To understand the collapse of Les Républicains, one has only to re-run one of the televised debates that preceded yesterday’s European elections. France2 had asked each of party representative to start off with a show-and-tell: each was to present an object illustrating the deep meaning of his or her party’s campaign. Le Pen’s choice was brilliant: she showed an image of a truck driver, one Loïc, who had suffered, she said, from the EU’s detached worker directive. François Bayrou, representing LREM, showed an owl–the owl of Minerva, he said, or Athena for the slower students in the class–and left everyone baffled as to what it meant. And then came Laurent Wauquiez, who held up a picture of a church. “France and Europe are rooted in Christian civilization,” he said, presumably to parlay the solid Christian credentials of his party’s lead candidate, François-Xavier Bellamy into a bid for the Catho identity vote. But then he added, “And in the Enlightenment.”
Now, Wauquiez, who graduated at the top of his class in the ENA, has presumably heard the phrase “Écrasez l’infâme!” and knows that one should at least place a discreet distance between Enlightenment talk and gestures to the mysteries of the Sacraments. With this shameless pandering he showed himself to be a latter-day Tartuffe–or a TV studio “bullshitter,” as he once confessed himself to a group of students, one of whom had a hidden tape recorder. Insincerity has been Wauquiez’s stock-in-trade since he took over LR, donned his famous parka, and began presenting himself as un plouc out to wreak vengeance on les Parigots.
Enter François-Xavier Bellamy, the perfect choir boy, whom Wauquiez inexplicably chose to represent his party. Nobody had ever heard of him, except for listeners of Esprit public on France Cul’, where he had been a panelist before he became a candidate. If you did listen to that show, you knew that Bellamy, though well-spoken, seemed to be living in another century. The choice seemed odd, but at some point a few weeks back, Bellamy inexplicably began to rise in the polls, and pundits began to credit Wauquiez with some inspired insight into the mind of the right-wing rump. Even those in the party initially skeptical of nominating an anti-abortion philosophy teacher with no political experience began to think maybe something was up when Bellamy hit 15 percent in the polls.
But yesterday the balloon was popped. Bellamy plummeted back to earth, and the once mighty Gaullists fell with him to their lowest score in history, 8.5 percent, down in the dust with the Socialists and Mélenchon.

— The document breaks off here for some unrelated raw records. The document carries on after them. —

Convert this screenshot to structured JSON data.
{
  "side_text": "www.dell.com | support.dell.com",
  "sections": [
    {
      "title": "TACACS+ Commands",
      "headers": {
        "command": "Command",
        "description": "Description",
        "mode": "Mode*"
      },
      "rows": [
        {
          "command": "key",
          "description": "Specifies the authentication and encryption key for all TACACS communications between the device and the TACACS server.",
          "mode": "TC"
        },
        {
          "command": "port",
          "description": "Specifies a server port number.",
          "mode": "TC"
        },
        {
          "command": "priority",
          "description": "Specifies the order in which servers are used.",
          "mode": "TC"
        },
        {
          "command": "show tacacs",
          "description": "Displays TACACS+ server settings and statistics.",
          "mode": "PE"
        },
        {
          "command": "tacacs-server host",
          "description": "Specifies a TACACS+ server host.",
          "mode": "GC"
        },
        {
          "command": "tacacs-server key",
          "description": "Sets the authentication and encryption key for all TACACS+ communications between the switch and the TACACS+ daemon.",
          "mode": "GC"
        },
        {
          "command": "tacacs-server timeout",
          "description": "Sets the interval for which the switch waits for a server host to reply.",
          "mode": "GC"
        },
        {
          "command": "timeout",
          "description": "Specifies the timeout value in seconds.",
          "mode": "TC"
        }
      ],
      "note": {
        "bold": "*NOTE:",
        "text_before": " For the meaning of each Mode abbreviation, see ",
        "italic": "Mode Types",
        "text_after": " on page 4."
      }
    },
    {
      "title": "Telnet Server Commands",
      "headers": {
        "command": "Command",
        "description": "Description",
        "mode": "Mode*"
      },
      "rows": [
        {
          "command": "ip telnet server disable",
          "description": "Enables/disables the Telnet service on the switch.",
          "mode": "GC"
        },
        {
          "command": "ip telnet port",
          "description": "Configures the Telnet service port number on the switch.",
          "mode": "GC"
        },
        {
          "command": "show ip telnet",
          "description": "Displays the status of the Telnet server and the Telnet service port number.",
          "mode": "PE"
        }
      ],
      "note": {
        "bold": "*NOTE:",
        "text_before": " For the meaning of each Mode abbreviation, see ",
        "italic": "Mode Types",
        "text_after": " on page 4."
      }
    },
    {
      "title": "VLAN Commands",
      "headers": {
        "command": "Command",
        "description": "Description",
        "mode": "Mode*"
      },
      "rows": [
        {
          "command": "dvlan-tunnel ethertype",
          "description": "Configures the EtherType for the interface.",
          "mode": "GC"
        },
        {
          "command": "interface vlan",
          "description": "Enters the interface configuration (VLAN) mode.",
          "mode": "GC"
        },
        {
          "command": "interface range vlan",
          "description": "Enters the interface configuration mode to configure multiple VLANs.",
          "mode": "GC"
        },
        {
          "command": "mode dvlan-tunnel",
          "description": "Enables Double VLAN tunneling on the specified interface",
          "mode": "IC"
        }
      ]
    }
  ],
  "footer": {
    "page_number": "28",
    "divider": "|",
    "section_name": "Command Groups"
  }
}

What happened? The heart had already been cut out of the ex-UMP when Macron lured away the Juppéistes and gave the market liberal right almost everything it had ever dreamed of. Fillon tried to salvage his damaged candidacy by appealing to the traditionalist Catholic vote, and Wauquiez must have thought he could pull off the same trick again. But some ex-LR voters evidently decided to voter utile, while others may have found Le Pen’s anti-immigrant Euroskeptic rhetoric more invigorating than Wauquiez’s; Bellamy, the actual tête de liste, mostly avoided such vulgarity anyway, perhaps alienating the less savory elements in the old right.
The upshot is that Wauquiez is probably on his way out. He has called for a party congress to put everything–strategy, ideas, “values”–on the table, but not until next fall, and Valérie Pécresse called on him to resign today. She is the obvious replacement, but to have any chance of winning she will need to woo back some of the Constructivists who defected to Macron. Her maneuvering will be interesting to watch. For instance, she has already called on Xavier Bertrand, who quit LR because he couldn’t stomach Wauquiez, to rejoin the fold, even though the two could become rivals in the next presidential contest.